_RECORDS FOR THIS TASK_
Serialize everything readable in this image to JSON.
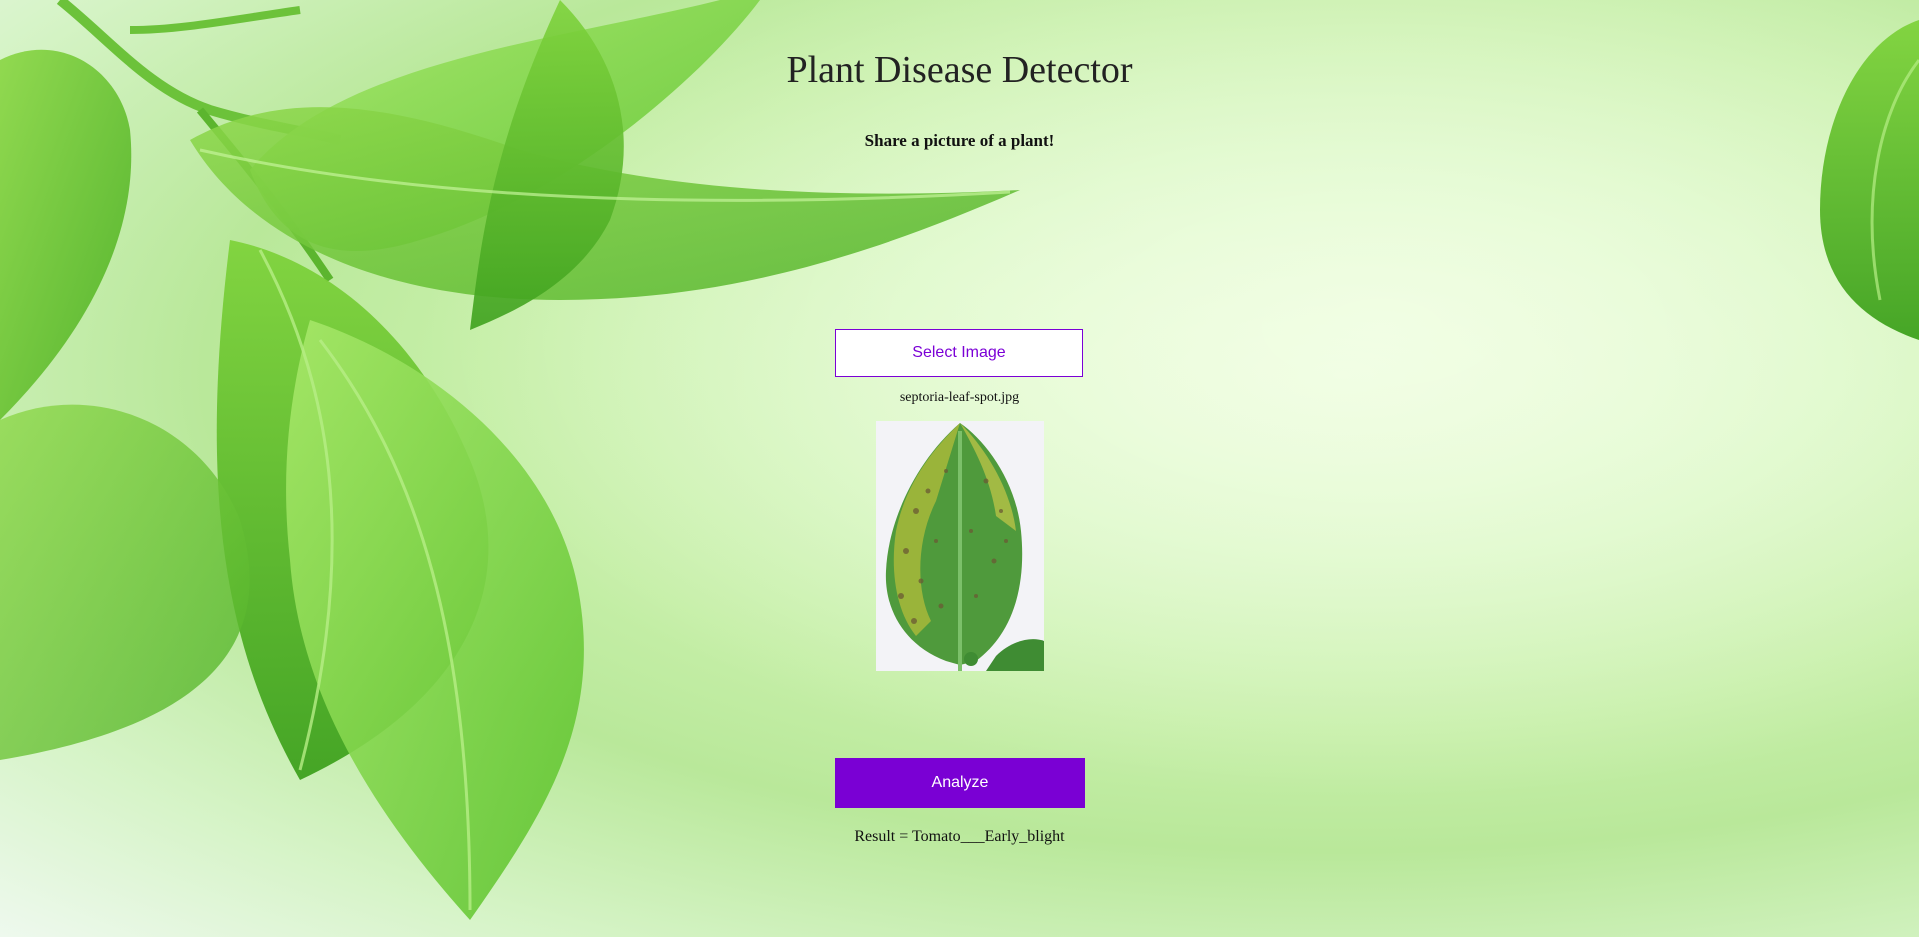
{
  "page": {
    "title": "Plant Disease Detector",
    "subtitle": "Share a picture of a plant!"
  },
  "upload": {
    "select_label": "Select Image",
    "filename": "septoria-leaf-spot.jpg",
    "preview_icon": "leaf-photo"
  },
  "analyze": {
    "label": "Analyze"
  },
  "result": {
    "text": "Result = Tomato___Early_blight"
  },
  "colors": {
    "accent": "#7a00d4",
    "background": "#c6efa8"
  }
}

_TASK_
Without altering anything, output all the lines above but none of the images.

_REPLY_
Serialize everything readable in this image to JSON.
{
  "page": {
    "title": "Plant Disease Detector",
    "subtitle": "Share a picture of a plant!"
  },
  "upload": {
    "select_label": "Select Image",
    "filename": "septoria-leaf-spot.jpg",
    "preview_icon": "leaf-photo"
  },
  "analyze": {
    "label": "Analyze"
  },
  "result": {
    "text": "Result = Tomato___Early_blight"
  },
  "colors": {
    "accent": "#7a00d4",
    "background": "#c6efa8"
  }
}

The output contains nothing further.